> > "x is in a non-empty subset of S" could be _expressed_ as a FOL language > expression: x e S' /\ Ay[ y e S' -> y e S]. > > On the other hand, in "x is proven to be in a non-empty subset of S", > the _meta phrase_ "is proven" can not be expressed by a FOL language: > "is proven" pertains to a meta truth, which in turns can't be equated > to a language expression: truth and semantics aren't the same.
"x is in a non-empty subset of S" can be expressed in a first order language which has a binary relation symbol 'e' interpreted as the 'is an element of' relation between sets (though not in the way you have written). What makes you think that there is no first order language with a unary predicate (say) 'p' with 'px' interpreted as 'x is proven' among formulae? I refer you to provability logic.
When you wrote 'truth and semantics aren't the same' did you mean 'truth and syntax aren't the same'? Or, perhaps, syntax and semantics aren't the same; though G\"odel and Carnap taught us that a lot of semantics can be reduced to syntax (but not all, pace Tarski).

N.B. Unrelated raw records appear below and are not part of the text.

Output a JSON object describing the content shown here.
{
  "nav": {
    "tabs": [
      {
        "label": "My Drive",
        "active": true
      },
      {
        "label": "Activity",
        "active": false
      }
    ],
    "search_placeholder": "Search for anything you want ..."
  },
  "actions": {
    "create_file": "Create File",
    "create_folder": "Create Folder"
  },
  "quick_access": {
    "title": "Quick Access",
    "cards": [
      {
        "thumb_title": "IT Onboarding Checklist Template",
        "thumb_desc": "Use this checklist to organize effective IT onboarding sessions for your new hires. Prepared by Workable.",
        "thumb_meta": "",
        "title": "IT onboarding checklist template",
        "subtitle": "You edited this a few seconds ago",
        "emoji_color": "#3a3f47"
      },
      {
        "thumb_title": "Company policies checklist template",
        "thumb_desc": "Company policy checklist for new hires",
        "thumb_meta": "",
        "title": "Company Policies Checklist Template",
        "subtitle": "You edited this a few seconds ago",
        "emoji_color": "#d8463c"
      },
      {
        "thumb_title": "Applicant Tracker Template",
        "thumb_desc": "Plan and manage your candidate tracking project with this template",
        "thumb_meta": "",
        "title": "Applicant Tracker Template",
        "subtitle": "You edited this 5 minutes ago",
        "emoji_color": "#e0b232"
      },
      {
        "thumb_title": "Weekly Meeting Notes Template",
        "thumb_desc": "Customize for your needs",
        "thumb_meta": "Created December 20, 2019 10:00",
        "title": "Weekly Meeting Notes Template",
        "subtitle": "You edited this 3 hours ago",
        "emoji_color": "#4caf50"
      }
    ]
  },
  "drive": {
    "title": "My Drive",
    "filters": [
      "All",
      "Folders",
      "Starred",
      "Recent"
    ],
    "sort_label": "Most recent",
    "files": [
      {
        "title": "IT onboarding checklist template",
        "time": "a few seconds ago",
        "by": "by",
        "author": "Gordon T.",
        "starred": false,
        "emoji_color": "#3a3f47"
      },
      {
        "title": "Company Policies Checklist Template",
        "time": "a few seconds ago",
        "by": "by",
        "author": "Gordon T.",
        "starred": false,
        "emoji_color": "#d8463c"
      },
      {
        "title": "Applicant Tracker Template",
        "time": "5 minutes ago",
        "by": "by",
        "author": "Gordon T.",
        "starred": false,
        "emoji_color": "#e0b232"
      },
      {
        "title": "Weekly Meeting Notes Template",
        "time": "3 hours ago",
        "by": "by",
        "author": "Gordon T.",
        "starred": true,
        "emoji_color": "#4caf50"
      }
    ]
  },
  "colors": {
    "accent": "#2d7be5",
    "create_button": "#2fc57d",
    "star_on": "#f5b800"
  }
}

-- When a true genius appears in the world, you may know him by this sign, that the dunces are all in confederacy against him. Jonathan Swift: Thoughts on Various Subjects, Moral and Diverting